Data records for software interfaces
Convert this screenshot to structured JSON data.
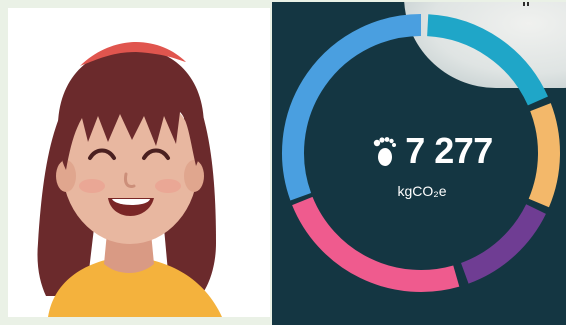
{
  "footprint": {
    "value": "7 277",
    "unit": "kgCO₂e",
    "icon": "footprint-icon",
    "ring_segments": [
      {
        "name": "segment-blue-large",
        "color": "#4a9fe0"
      },
      {
        "name": "segment-teal",
        "color": "#1fa6c8"
      },
      {
        "name": "segment-orange",
        "color": "#f3b86a"
      },
      {
        "name": "segment-purple",
        "color": "#6f3d93"
      },
      {
        "name": "segment-pink",
        "color": "#ef5b8e"
      }
    ]
  },
  "avatar": {
    "icon": "smiling-woman-avatar",
    "colors": {
      "hair": "#6b2a2c",
      "skin": "#e8b7a0",
      "shirt": "#f4b23d",
      "headband": "#e0554e"
    }
  },
  "theme": {
    "panel_bg": "#143642",
    "page_bg": "#eaf1e6"
  }
}
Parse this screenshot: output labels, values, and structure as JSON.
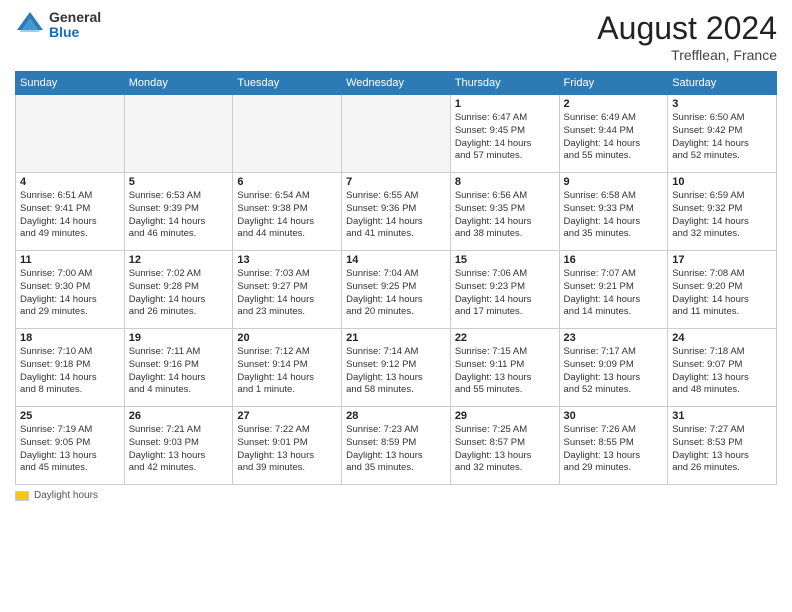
{
  "header": {
    "logo": {
      "general": "General",
      "blue": "Blue"
    },
    "month_year": "August 2024",
    "location": "Trefflean, France"
  },
  "days_of_week": [
    "Sunday",
    "Monday",
    "Tuesday",
    "Wednesday",
    "Thursday",
    "Friday",
    "Saturday"
  ],
  "weeks": [
    [
      {
        "day": null,
        "info": null
      },
      {
        "day": null,
        "info": null
      },
      {
        "day": null,
        "info": null
      },
      {
        "day": null,
        "info": null
      },
      {
        "day": "1",
        "info": "Sunrise: 6:47 AM\nSunset: 9:45 PM\nDaylight: 14 hours\nand 57 minutes."
      },
      {
        "day": "2",
        "info": "Sunrise: 6:49 AM\nSunset: 9:44 PM\nDaylight: 14 hours\nand 55 minutes."
      },
      {
        "day": "3",
        "info": "Sunrise: 6:50 AM\nSunset: 9:42 PM\nDaylight: 14 hours\nand 52 minutes."
      }
    ],
    [
      {
        "day": "4",
        "info": "Sunrise: 6:51 AM\nSunset: 9:41 PM\nDaylight: 14 hours\nand 49 minutes."
      },
      {
        "day": "5",
        "info": "Sunrise: 6:53 AM\nSunset: 9:39 PM\nDaylight: 14 hours\nand 46 minutes."
      },
      {
        "day": "6",
        "info": "Sunrise: 6:54 AM\nSunset: 9:38 PM\nDaylight: 14 hours\nand 44 minutes."
      },
      {
        "day": "7",
        "info": "Sunrise: 6:55 AM\nSunset: 9:36 PM\nDaylight: 14 hours\nand 41 minutes."
      },
      {
        "day": "8",
        "info": "Sunrise: 6:56 AM\nSunset: 9:35 PM\nDaylight: 14 hours\nand 38 minutes."
      },
      {
        "day": "9",
        "info": "Sunrise: 6:58 AM\nSunset: 9:33 PM\nDaylight: 14 hours\nand 35 minutes."
      },
      {
        "day": "10",
        "info": "Sunrise: 6:59 AM\nSunset: 9:32 PM\nDaylight: 14 hours\nand 32 minutes."
      }
    ],
    [
      {
        "day": "11",
        "info": "Sunrise: 7:00 AM\nSunset: 9:30 PM\nDaylight: 14 hours\nand 29 minutes."
      },
      {
        "day": "12",
        "info": "Sunrise: 7:02 AM\nSunset: 9:28 PM\nDaylight: 14 hours\nand 26 minutes."
      },
      {
        "day": "13",
        "info": "Sunrise: 7:03 AM\nSunset: 9:27 PM\nDaylight: 14 hours\nand 23 minutes."
      },
      {
        "day": "14",
        "info": "Sunrise: 7:04 AM\nSunset: 9:25 PM\nDaylight: 14 hours\nand 20 minutes."
      },
      {
        "day": "15",
        "info": "Sunrise: 7:06 AM\nSunset: 9:23 PM\nDaylight: 14 hours\nand 17 minutes."
      },
      {
        "day": "16",
        "info": "Sunrise: 7:07 AM\nSunset: 9:21 PM\nDaylight: 14 hours\nand 14 minutes."
      },
      {
        "day": "17",
        "info": "Sunrise: 7:08 AM\nSunset: 9:20 PM\nDaylight: 14 hours\nand 11 minutes."
      }
    ],
    [
      {
        "day": "18",
        "info": "Sunrise: 7:10 AM\nSunset: 9:18 PM\nDaylight: 14 hours\nand 8 minutes."
      },
      {
        "day": "19",
        "info": "Sunrise: 7:11 AM\nSunset: 9:16 PM\nDaylight: 14 hours\nand 4 minutes."
      },
      {
        "day": "20",
        "info": "Sunrise: 7:12 AM\nSunset: 9:14 PM\nDaylight: 14 hours\nand 1 minute."
      },
      {
        "day": "21",
        "info": "Sunrise: 7:14 AM\nSunset: 9:12 PM\nDaylight: 13 hours\nand 58 minutes."
      },
      {
        "day": "22",
        "info": "Sunrise: 7:15 AM\nSunset: 9:11 PM\nDaylight: 13 hours\nand 55 minutes."
      },
      {
        "day": "23",
        "info": "Sunrise: 7:17 AM\nSunset: 9:09 PM\nDaylight: 13 hours\nand 52 minutes."
      },
      {
        "day": "24",
        "info": "Sunrise: 7:18 AM\nSunset: 9:07 PM\nDaylight: 13 hours\nand 48 minutes."
      }
    ],
    [
      {
        "day": "25",
        "info": "Sunrise: 7:19 AM\nSunset: 9:05 PM\nDaylight: 13 hours\nand 45 minutes."
      },
      {
        "day": "26",
        "info": "Sunrise: 7:21 AM\nSunset: 9:03 PM\nDaylight: 13 hours\nand 42 minutes."
      },
      {
        "day": "27",
        "info": "Sunrise: 7:22 AM\nSunset: 9:01 PM\nDaylight: 13 hours\nand 39 minutes."
      },
      {
        "day": "28",
        "info": "Sunrise: 7:23 AM\nSunset: 8:59 PM\nDaylight: 13 hours\nand 35 minutes."
      },
      {
        "day": "29",
        "info": "Sunrise: 7:25 AM\nSunset: 8:57 PM\nDaylight: 13 hours\nand 32 minutes."
      },
      {
        "day": "30",
        "info": "Sunrise: 7:26 AM\nSunset: 8:55 PM\nDaylight: 13 hours\nand 29 minutes."
      },
      {
        "day": "31",
        "info": "Sunrise: 7:27 AM\nSunset: 8:53 PM\nDaylight: 13 hours\nand 26 minutes."
      }
    ]
  ],
  "footer": {
    "legend_label": "Daylight hours"
  }
}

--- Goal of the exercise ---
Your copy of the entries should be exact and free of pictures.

--- Reply ---
Convert this screenshot to structured JSON data.
{
  "footprint": {
    "value": "7 277",
    "unit": "kgCO₂e",
    "icon": "footprint-icon",
    "ring_segments": [
      {
        "name": "segment-blue-large",
        "color": "#4a9fe0"
      },
      {
        "name": "segment-teal",
        "color": "#1fa6c8"
      },
      {
        "name": "segment-orange",
        "color": "#f3b86a"
      },
      {
        "name": "segment-purple",
        "color": "#6f3d93"
      },
      {
        "name": "segment-pink",
        "color": "#ef5b8e"
      }
    ]
  },
  "avatar": {
    "icon": "smiling-woman-avatar",
    "colors": {
      "hair": "#6b2a2c",
      "skin": "#e8b7a0",
      "shirt": "#f4b23d",
      "headband": "#e0554e"
    }
  },
  "theme": {
    "panel_bg": "#143642",
    "page_bg": "#eaf1e6"
  }
}
Parse this screenshot: output labels, values, and structure as JSON.
{
  "header": {
    "logo": {
      "general": "General",
      "blue": "Blue"
    },
    "month_year": "August 2024",
    "location": "Trefflean, France"
  },
  "days_of_week": [
    "Sunday",
    "Monday",
    "Tuesday",
    "Wednesday",
    "Thursday",
    "Friday",
    "Saturday"
  ],
  "weeks": [
    [
      {
        "day": null,
        "info": null
      },
      {
        "day": null,
        "info": null
      },
      {
        "day": null,
        "info": null
      },
      {
        "day": null,
        "info": null
      },
      {
        "day": "1",
        "info": "Sunrise: 6:47 AM\nSunset: 9:45 PM\nDaylight: 14 hours\nand 57 minutes."
      },
      {
        "day": "2",
        "info": "Sunrise: 6:49 AM\nSunset: 9:44 PM\nDaylight: 14 hours\nand 55 minutes."
      },
      {
        "day": "3",
        "info": "Sunrise: 6:50 AM\nSunset: 9:42 PM\nDaylight: 14 hours\nand 52 minutes."
      }
    ],
    [
      {
        "day": "4",
        "info": "Sunrise: 6:51 AM\nSunset: 9:41 PM\nDaylight: 14 hours\nand 49 minutes."
      },
      {
        "day": "5",
        "info": "Sunrise: 6:53 AM\nSunset: 9:39 PM\nDaylight: 14 hours\nand 46 minutes."
      },
      {
        "day": "6",
        "info": "Sunrise: 6:54 AM\nSunset: 9:38 PM\nDaylight: 14 hours\nand 44 minutes."
      },
      {
        "day": "7",
        "info": "Sunrise: 6:55 AM\nSunset: 9:36 PM\nDaylight: 14 hours\nand 41 minutes."
      },
      {
        "day": "8",
        "info": "Sunrise: 6:56 AM\nSunset: 9:35 PM\nDaylight: 14 hours\nand 38 minutes."
      },
      {
        "day": "9",
        "info": "Sunrise: 6:58 AM\nSunset: 9:33 PM\nDaylight: 14 hours\nand 35 minutes."
      },
      {
        "day": "10",
        "info": "Sunrise: 6:59 AM\nSunset: 9:32 PM\nDaylight: 14 hours\nand 32 minutes."
      }
    ],
    [
      {
        "day": "11",
        "info": "Sunrise: 7:00 AM\nSunset: 9:30 PM\nDaylight: 14 hours\nand 29 minutes."
      },
      {
        "day": "12",
        "info": "Sunrise: 7:02 AM\nSunset: 9:28 PM\nDaylight: 14 hours\nand 26 minutes."
      },
      {
        "day": "13",
        "info": "Sunrise: 7:03 AM\nSunset: 9:27 PM\nDaylight: 14 hours\nand 23 minutes."
      },
      {
        "day": "14",
        "info": "Sunrise: 7:04 AM\nSunset: 9:25 PM\nDaylight: 14 hours\nand 20 minutes."
      },
      {
        "day": "15",
        "info": "Sunrise: 7:06 AM\nSunset: 9:23 PM\nDaylight: 14 hours\nand 17 minutes."
      },
      {
        "day": "16",
        "info": "Sunrise: 7:07 AM\nSunset: 9:21 PM\nDaylight: 14 hours\nand 14 minutes."
      },
      {
        "day": "17",
        "info": "Sunrise: 7:08 AM\nSunset: 9:20 PM\nDaylight: 14 hours\nand 11 minutes."
      }
    ],
    [
      {
        "day": "18",
        "info": "Sunrise: 7:10 AM\nSunset: 9:18 PM\nDaylight: 14 hours\nand 8 minutes."
      },
      {
        "day": "19",
        "info": "Sunrise: 7:11 AM\nSunset: 9:16 PM\nDaylight: 14 hours\nand 4 minutes."
      },
      {
        "day": "20",
        "info": "Sunrise: 7:12 AM\nSunset: 9:14 PM\nDaylight: 14 hours\nand 1 minute."
      },
      {
        "day": "21",
        "info": "Sunrise: 7:14 AM\nSunset: 9:12 PM\nDaylight: 13 hours\nand 58 minutes."
      },
      {
        "day": "22",
        "info": "Sunrise: 7:15 AM\nSunset: 9:11 PM\nDaylight: 13 hours\nand 55 minutes."
      },
      {
        "day": "23",
        "info": "Sunrise: 7:17 AM\nSunset: 9:09 PM\nDaylight: 13 hours\nand 52 minutes."
      },
      {
        "day": "24",
        "info": "Sunrise: 7:18 AM\nSunset: 9:07 PM\nDaylight: 13 hours\nand 48 minutes."
      }
    ],
    [
      {
        "day": "25",
        "info": "Sunrise: 7:19 AM\nSunset: 9:05 PM\nDaylight: 13 hours\nand 45 minutes."
      },
      {
        "day": "26",
        "info": "Sunrise: 7:21 AM\nSunset: 9:03 PM\nDaylight: 13 hours\nand 42 minutes."
      },
      {
        "day": "27",
        "info": "Sunrise: 7:22 AM\nSunset: 9:01 PM\nDaylight: 13 hours\nand 39 minutes."
      },
      {
        "day": "28",
        "info": "Sunrise: 7:23 AM\nSunset: 8:59 PM\nDaylight: 13 hours\nand 35 minutes."
      },
      {
        "day": "29",
        "info": "Sunrise: 7:25 AM\nSunset: 8:57 PM\nDaylight: 13 hours\nand 32 minutes."
      },
      {
        "day": "30",
        "info": "Sunrise: 7:26 AM\nSunset: 8:55 PM\nDaylight: 13 hours\nand 29 minutes."
      },
      {
        "day": "31",
        "info": "Sunrise: 7:27 AM\nSunset: 8:53 PM\nDaylight: 13 hours\nand 26 minutes."
      }
    ]
  ],
  "footer": {
    "legend_label": "Daylight hours"
  }
}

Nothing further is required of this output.